§ Required work
From the data below, copy each line that includes the word "Signage".

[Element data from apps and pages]
* * *

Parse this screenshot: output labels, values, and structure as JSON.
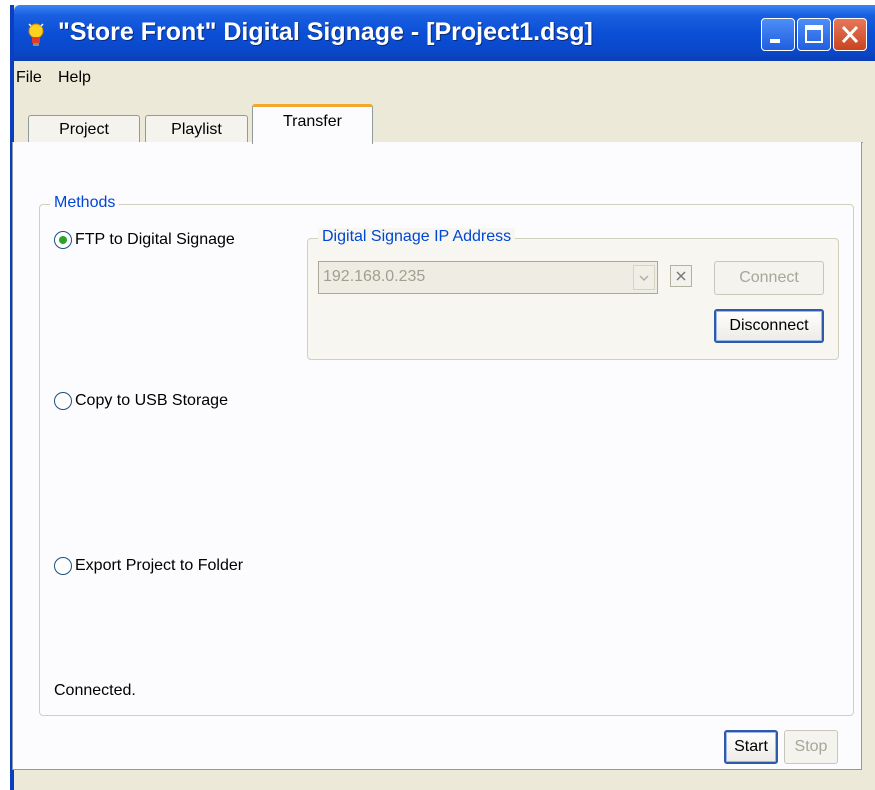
{
  "window": {
    "title": "\"Store Front\" Digital Signage - [Project1.dsg]"
  },
  "menu": {
    "items": [
      "File",
      "Help"
    ]
  },
  "tabs": [
    {
      "label": "Project",
      "active": false
    },
    {
      "label": "Playlist",
      "active": false
    },
    {
      "label": "Transfer",
      "active": true
    }
  ],
  "methods": {
    "title": "Methods",
    "options": [
      {
        "label": "FTP to Digital Signage",
        "selected": true
      },
      {
        "label": "Copy to USB Storage",
        "selected": false
      },
      {
        "label": "Export Project to Folder",
        "selected": false
      }
    ]
  },
  "ip_group": {
    "title": "Digital Signage IP Address",
    "ip_value": "192.168.0.235",
    "connect_label": "Connect",
    "disconnect_label": "Disconnect"
  },
  "status_text": "Connected.",
  "footer": {
    "start_label": "Start",
    "stop_label": "Stop"
  },
  "colors": {
    "titlebar": "#0b4fd6",
    "group_title": "#0046d5",
    "active_tab_accent": "#f2a92b",
    "radio_selected": "#2ca42c"
  },
  "icons": [
    "app-lightbulb-icon",
    "minimize-icon",
    "maximize-icon",
    "close-icon",
    "dropdown-arrow-icon",
    "clear-x-icon"
  ]
}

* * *

§ Exercise output
    "title": "\"Store Front\" Digital Signage - [Project1.dsg]"
        "label": "FTP to Digital Signage",
    "title": "Digital Signage IP Address",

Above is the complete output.